cover integration testing with cucumber.

-- Attila

i am having some issues around ruby-debug and rspec for rails3 so i

was doing a google search for a solution and came across this thread.

i’m sorry I couldn’t miss your thoughts on rppec vs cucumber and don’t

wanna play smarty pants here, i just think you cannot replace rppec

with cucumber because they are different tools really for different

purposes.

I am new to both rspec and cucumber and still feeling my way. But at least for my current app what I am finding is that by starting with Cucumber, I cover the user experience pretty well, then just write specs as I write models, etc. But the confidence I have in my app is higher and also I am seeing (so far) that my focus is better. Maybe in a few weeks I can let you know but I am finding that if I have good cucumber coverage I feel less compulsive about the lower level test coverage and save time and effort on this. Of course, if I am writing a safety critical or highly sensitive component of course I would throw all the lower level stuff at it too. Just some thoughts from where I am currently.

i am also using cucumber for testing my projects’ integrity - hence

cucumber is for integration testing! - but also not lazy to write

specs for my controller tests. i found that writing unit tests with

I did for a bit write controller specs but they got overwhelming and I decided based on the 80/20 principle to just trust my cucumber results. Maybe I am wrong… time will tell :slight_smile: But I don’t disagree with your point, I think it probably goes back to what it is you want to test. I actually changed my method of handling roles so that I could test the class using rspec on the model, that made me feel that although I could perhaps find some problems writing controller specs, it would be diminishing returns.

Its interesting you just wrote this as right now I found an error where when vaidations fail on a page, the redirect is broken. My dilemma is that I could write a cuke test for this, but it really belongs to the controller.

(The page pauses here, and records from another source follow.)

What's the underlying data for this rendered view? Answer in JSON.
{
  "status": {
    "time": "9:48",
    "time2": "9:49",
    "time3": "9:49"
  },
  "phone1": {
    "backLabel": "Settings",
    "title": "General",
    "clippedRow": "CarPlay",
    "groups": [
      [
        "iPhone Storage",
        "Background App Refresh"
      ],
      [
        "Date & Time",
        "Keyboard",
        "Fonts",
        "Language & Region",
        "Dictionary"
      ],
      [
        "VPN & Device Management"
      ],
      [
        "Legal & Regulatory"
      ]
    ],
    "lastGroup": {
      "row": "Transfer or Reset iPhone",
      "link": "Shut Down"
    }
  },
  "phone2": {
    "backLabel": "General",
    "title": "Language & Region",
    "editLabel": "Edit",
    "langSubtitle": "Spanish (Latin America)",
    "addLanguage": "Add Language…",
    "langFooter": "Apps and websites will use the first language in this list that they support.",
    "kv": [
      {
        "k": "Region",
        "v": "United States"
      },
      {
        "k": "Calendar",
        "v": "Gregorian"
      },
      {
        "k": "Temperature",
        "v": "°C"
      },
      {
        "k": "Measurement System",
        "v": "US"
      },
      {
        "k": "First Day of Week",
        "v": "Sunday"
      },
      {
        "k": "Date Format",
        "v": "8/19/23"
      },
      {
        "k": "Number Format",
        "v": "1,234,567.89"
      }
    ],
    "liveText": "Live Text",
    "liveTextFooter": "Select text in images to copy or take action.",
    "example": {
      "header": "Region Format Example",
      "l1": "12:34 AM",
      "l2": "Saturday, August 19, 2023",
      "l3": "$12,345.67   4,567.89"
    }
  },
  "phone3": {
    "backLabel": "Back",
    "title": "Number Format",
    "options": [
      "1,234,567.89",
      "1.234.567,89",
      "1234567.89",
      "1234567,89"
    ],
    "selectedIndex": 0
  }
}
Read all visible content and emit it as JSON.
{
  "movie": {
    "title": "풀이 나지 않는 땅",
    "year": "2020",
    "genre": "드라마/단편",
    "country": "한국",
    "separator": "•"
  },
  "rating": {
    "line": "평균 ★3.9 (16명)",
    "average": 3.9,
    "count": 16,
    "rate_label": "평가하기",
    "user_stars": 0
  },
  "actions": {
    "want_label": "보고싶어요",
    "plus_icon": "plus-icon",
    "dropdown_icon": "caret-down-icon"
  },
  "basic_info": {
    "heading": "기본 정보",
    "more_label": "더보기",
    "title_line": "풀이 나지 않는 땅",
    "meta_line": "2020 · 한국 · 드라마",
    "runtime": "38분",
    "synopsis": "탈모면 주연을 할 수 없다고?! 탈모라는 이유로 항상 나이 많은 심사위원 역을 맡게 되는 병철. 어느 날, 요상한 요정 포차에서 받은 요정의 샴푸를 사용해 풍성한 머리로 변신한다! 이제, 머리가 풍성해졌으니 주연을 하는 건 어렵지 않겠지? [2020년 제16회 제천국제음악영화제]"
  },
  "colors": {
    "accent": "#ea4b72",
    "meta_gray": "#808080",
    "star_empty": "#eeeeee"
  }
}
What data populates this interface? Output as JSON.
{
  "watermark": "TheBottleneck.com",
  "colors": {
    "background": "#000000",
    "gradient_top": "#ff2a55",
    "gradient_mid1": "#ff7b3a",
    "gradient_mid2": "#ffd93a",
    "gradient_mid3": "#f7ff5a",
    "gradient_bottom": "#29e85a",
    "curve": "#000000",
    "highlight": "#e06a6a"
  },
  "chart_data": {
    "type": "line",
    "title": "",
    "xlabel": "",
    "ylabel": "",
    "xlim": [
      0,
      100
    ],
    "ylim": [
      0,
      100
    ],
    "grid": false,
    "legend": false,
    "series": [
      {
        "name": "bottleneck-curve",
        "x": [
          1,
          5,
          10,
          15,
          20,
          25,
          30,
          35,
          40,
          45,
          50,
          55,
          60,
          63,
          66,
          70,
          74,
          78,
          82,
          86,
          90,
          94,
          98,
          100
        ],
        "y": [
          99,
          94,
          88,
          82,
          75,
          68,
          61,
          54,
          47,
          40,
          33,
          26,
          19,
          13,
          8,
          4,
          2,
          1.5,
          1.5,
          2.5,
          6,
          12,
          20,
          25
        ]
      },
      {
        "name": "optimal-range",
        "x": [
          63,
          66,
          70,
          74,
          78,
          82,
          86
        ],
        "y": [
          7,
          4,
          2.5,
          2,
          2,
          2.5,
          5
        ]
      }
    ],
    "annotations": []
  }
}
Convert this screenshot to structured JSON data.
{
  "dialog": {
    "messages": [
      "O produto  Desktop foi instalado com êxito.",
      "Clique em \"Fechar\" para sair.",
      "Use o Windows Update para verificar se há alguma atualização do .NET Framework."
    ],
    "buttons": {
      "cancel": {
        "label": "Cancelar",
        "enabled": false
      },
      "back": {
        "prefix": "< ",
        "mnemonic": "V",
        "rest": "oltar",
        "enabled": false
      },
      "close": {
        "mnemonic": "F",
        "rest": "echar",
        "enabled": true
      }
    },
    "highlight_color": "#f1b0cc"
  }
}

So this is where my blind spot is. I just hate the idea (because I become compulsive) to write a controller spec for every action and redirect, as many of these are role dependent too. I guess I have yet still to find a happy medium.